Countdown to new UK e-crime unit may start soon
The UK may soon once again have a policing unit dedicated to internet crime. The Metropolitan Police central e-crime unit, first mooted in October 2006, seems at last near launch. At the Infosecurity Europe expo in London last week Metropolitan Police Service's detective superintendent Charlie McMurdie said: "I'm fairly convinced we'll get the required sum of £5.3m some way or the other. We're looking at days rather than months." The response to this initiative has generally been positive, despite considerable speculation that funding will mainly come from the private sector rather than government.
This isn't the first time an e-crime unit has been created in the UK. On 3 April 2006, the £25m National Hi-Tech Crime Unit, described at its inauguration as "the lynchpin in the UK's response to cybercrime" was subsumed into a newly created Serious Organised Crime Agency (SOCA) with the result that "… the NHTCU is no longer providing individual responses to enquiries either via this web site or direct email contacts.

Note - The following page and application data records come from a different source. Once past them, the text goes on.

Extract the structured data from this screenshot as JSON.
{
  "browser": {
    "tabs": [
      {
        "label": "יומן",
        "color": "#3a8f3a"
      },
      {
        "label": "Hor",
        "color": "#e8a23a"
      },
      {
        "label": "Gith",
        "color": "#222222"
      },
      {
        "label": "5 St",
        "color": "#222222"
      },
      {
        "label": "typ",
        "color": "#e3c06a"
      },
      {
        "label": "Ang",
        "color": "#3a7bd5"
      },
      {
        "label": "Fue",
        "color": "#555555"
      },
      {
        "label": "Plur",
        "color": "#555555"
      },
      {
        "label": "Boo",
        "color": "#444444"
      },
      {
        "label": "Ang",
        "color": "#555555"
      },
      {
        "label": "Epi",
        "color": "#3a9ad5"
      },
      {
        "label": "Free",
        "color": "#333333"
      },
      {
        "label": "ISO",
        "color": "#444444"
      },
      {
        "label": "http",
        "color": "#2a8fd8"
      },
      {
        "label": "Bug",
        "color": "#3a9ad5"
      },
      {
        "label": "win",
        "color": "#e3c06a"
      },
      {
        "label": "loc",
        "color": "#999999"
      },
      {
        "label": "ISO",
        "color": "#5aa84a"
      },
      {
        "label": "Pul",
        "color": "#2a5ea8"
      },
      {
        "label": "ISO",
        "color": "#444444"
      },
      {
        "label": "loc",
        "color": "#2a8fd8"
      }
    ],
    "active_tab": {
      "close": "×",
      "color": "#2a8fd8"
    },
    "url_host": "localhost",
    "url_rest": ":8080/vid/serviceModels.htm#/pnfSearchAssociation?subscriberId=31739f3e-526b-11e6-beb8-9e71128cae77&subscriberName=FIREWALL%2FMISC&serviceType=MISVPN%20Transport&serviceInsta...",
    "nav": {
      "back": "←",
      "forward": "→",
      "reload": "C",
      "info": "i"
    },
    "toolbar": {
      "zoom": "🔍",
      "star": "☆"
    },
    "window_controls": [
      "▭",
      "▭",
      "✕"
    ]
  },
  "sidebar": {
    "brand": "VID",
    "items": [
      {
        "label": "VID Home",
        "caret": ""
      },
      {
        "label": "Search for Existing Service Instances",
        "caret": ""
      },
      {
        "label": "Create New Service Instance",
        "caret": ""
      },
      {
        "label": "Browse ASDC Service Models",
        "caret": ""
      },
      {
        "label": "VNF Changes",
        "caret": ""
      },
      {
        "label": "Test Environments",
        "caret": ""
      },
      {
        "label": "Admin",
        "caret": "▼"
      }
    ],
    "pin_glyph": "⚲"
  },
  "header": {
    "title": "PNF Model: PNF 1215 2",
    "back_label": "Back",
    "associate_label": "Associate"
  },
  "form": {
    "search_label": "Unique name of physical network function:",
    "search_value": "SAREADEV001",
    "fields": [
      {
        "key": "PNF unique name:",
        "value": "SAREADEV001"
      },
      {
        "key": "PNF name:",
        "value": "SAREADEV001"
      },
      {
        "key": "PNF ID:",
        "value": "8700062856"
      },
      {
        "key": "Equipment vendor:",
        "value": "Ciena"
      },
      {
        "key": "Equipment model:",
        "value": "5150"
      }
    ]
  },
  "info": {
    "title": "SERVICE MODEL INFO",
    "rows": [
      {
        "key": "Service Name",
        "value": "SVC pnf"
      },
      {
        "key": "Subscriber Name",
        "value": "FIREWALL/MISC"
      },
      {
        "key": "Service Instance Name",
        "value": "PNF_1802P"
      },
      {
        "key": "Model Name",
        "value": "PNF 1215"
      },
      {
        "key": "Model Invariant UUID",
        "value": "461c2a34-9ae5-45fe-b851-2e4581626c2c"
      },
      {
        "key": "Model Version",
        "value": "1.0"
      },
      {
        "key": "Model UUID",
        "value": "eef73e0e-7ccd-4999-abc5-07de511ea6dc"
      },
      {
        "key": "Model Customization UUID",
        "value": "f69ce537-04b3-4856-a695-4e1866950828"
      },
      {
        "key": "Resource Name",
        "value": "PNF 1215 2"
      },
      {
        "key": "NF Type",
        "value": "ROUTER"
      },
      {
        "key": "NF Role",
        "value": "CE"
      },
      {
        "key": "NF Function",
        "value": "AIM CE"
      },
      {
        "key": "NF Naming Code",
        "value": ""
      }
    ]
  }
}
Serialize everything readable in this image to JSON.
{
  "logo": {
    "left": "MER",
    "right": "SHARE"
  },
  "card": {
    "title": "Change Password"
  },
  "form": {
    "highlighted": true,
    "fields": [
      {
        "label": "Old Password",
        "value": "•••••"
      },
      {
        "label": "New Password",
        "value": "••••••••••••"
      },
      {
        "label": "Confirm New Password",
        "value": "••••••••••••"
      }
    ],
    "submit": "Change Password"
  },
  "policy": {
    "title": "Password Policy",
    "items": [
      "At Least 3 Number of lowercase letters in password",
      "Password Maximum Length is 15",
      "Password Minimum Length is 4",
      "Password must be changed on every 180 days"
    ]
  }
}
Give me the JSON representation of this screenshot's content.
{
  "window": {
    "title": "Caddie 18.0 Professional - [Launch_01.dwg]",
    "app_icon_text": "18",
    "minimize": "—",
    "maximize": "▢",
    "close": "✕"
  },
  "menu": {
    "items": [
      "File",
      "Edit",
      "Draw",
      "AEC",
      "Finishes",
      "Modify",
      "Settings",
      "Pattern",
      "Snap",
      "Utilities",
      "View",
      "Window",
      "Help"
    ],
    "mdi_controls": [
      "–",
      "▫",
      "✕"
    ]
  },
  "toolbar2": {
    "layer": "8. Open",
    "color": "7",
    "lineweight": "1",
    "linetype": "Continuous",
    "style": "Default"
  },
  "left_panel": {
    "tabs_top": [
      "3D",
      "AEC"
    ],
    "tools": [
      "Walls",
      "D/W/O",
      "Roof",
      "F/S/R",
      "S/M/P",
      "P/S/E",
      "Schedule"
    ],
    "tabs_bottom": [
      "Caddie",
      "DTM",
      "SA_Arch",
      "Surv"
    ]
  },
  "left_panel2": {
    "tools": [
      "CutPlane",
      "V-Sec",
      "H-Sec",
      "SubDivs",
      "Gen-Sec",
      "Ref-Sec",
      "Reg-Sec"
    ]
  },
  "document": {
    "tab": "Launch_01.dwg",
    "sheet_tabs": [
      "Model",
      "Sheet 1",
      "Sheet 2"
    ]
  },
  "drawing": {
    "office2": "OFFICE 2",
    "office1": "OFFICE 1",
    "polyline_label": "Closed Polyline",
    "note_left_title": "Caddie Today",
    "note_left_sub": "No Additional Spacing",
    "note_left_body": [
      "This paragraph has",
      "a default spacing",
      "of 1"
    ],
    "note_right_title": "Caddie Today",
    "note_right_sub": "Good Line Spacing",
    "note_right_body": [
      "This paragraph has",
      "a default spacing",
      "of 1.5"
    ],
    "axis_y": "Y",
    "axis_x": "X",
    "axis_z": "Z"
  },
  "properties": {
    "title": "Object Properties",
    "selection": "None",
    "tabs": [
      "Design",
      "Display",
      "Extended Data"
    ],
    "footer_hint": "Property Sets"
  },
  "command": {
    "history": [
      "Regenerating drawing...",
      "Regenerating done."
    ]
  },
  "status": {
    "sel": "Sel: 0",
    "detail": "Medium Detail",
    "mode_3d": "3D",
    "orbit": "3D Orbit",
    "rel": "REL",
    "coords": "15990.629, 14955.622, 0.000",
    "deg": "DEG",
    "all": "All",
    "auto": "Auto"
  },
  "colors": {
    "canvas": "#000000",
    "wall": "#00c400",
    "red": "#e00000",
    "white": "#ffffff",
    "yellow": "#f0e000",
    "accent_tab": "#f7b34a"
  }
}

If you are a member of the public wishing to report a crime or criminal attempt, please contact your local police force within your country of residence". The NHTCU formed the hub of a network of around 40 regional Hi-Tech Crime Units (HTCUs). Although the HTCUs have remained in service, the loss of the central agency has left many forces struggling to cope with the technicalities of investigating e-crime.